Tuesday, December 26, 2006

Cut greenhouse gases and see results in 50 years

Here are candidates for the most troubling graphs I came across in 2006. These are from the UK Met Office's Hadley Centre publication Climate Change and the Greenhouse Effect [PDF] with my titles. The top chart shows very different possible paths for emissions of greenhouse gases for the rest of the century - depending on what we do to tackle greenhouse gases. The lower chart shows modelling of what effect these will have on warming.

Now the depressing part: not much we do today to reduce emissions, even if everyone else in the world does a lot too, will make much difference to the level of warming we experience until the second half of this century (warming diverges after the line drawn at 2050)

This is because there is a lot of 'inertia' in the climate system and a lot of warming is already committed from earlier emissions. Changes in warming lag changes in emissions by several decades. Sea level changes can take centuries to work through. Two main propositions follow from this:

  1. Our collective willingness to make sacrifices to cut emissions today will depend on how much we care, really care, about welfare in 40 years or more from now when those changes start to make a difference. See my comments on the Stern Review and how much we care about the future. This is why I favour aggressive pursuit of 'no-regrets' measures to reduce emissions that also save money (see this posting) I just don't think we yet have a society or a politics that looks sufficiently far ahead to take pain today for gain in 40 to 200+ years time. I am not advocating softening on emissions reductions...far from it. But we need to be smart about what we expect people to do.

  2. To the extent that we can influence welfare outcomes related to climate change (ie. impacts on mortality, disease, poverty, conflict, etc) over the next 30-40 years it will be almost entirely down to how well we adapt to the inevitable warming we will face rather than how we reduce emissions (eg. flood management, water security, food security, coastal realignment, resilience of infrastructure, changes to buildings). We are undervaluing this at present and need to get serious about adaptation to climate change.
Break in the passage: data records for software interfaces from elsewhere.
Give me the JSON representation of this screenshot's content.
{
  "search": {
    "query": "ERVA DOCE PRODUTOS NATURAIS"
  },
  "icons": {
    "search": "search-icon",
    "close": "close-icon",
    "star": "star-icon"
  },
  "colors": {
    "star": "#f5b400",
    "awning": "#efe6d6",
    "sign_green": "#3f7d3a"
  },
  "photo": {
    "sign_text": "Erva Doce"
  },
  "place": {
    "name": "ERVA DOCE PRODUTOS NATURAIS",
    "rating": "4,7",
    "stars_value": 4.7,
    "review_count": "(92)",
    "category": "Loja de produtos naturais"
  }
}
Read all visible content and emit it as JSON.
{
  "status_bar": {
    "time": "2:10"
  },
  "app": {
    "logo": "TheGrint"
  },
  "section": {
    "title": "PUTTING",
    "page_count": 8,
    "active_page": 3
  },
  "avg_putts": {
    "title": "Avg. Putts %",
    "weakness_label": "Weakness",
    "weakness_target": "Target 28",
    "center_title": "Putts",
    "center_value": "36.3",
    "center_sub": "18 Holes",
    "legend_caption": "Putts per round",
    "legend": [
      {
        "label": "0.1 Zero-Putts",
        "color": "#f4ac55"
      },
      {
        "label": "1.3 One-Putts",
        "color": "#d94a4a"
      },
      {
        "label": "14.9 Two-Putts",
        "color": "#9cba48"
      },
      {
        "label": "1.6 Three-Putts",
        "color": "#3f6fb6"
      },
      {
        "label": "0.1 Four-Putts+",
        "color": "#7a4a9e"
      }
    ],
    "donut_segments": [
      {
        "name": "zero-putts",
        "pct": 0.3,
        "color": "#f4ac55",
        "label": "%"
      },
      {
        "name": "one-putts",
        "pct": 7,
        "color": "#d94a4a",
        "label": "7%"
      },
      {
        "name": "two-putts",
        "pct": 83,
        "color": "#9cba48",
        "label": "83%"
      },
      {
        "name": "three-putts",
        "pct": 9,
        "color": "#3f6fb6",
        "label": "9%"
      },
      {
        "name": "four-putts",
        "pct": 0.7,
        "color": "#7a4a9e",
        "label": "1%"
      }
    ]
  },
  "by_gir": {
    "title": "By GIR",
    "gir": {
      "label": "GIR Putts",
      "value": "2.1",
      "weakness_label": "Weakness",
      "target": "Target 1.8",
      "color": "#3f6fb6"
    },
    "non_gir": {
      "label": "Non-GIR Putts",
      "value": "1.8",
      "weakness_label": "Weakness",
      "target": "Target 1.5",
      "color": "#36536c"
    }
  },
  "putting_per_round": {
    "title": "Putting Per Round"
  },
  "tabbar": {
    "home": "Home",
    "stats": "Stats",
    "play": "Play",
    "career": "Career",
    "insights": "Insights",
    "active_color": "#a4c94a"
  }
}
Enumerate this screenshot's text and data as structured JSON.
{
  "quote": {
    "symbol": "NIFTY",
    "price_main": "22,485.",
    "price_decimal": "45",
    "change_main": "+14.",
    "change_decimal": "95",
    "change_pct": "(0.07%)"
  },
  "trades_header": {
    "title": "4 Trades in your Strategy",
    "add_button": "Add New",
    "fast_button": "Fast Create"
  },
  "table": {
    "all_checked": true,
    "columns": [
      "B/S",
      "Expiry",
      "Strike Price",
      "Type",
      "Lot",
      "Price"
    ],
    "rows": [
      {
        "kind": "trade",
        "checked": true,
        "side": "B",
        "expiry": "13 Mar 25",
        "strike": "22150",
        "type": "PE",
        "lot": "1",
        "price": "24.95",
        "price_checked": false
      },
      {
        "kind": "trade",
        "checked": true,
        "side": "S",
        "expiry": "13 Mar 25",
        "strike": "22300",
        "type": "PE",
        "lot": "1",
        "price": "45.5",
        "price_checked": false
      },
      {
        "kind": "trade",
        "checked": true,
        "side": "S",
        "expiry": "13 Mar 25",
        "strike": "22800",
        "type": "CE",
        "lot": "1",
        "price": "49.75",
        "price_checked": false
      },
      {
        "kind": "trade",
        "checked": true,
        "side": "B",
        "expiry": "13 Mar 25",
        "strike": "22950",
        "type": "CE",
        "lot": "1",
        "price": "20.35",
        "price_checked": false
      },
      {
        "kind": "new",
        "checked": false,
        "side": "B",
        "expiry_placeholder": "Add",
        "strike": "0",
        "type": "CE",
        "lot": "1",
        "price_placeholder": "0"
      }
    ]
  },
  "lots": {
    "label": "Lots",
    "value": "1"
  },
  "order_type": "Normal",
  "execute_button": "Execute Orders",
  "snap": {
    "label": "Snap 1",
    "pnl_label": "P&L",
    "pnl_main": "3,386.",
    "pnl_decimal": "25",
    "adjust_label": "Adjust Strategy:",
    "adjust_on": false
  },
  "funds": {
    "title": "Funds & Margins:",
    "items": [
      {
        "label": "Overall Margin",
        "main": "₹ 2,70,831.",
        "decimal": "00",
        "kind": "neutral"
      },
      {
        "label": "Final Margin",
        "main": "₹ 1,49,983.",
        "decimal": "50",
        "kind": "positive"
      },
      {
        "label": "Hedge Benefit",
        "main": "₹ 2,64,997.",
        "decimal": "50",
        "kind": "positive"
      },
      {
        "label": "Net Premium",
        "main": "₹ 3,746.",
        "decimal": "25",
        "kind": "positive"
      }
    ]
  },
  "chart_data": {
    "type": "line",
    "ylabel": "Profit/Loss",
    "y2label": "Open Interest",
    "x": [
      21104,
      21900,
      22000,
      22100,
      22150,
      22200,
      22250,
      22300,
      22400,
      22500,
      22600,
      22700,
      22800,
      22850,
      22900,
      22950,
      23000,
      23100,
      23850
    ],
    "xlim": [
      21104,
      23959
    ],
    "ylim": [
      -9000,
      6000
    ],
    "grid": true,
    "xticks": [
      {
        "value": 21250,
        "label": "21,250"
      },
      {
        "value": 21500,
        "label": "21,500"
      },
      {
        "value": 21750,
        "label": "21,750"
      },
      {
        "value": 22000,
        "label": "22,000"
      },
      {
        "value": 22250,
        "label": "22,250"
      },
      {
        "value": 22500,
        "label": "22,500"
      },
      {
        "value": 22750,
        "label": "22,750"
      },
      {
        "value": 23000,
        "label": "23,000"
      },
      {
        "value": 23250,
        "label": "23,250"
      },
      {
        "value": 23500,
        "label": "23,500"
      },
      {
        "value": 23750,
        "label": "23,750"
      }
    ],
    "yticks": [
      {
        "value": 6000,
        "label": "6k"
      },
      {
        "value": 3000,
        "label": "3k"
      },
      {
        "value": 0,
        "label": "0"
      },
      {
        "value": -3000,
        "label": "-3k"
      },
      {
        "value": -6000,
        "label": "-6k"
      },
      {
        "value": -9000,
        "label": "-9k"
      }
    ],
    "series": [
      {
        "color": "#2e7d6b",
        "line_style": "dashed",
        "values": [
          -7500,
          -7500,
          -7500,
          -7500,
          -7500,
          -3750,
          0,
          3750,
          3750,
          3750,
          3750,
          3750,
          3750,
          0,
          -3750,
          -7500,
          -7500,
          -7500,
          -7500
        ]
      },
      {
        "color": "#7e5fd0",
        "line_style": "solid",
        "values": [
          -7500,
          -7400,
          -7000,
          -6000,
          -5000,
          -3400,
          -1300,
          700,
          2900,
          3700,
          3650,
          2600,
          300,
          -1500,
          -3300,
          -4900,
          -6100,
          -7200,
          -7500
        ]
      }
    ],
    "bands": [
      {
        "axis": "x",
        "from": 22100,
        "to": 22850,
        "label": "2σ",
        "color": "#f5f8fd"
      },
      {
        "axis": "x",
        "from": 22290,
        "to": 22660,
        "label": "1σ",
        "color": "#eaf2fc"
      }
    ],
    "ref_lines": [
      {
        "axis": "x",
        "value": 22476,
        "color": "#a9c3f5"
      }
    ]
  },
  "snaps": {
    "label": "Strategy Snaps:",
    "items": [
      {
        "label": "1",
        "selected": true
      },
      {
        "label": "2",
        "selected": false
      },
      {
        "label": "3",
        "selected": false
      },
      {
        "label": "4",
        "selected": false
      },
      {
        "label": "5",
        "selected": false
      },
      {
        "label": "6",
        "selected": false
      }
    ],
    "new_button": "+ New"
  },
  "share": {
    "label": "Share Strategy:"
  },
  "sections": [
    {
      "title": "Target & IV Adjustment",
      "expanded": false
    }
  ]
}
Especially in developing countries where the risks and the vulnerability are highest and resilience lowest.

1 comment:

Julian Rollins said...

Interesting graphs. How do sell 'no regrets' to voters who won't even buy the idea that decent services require a grown up attidue to taxation?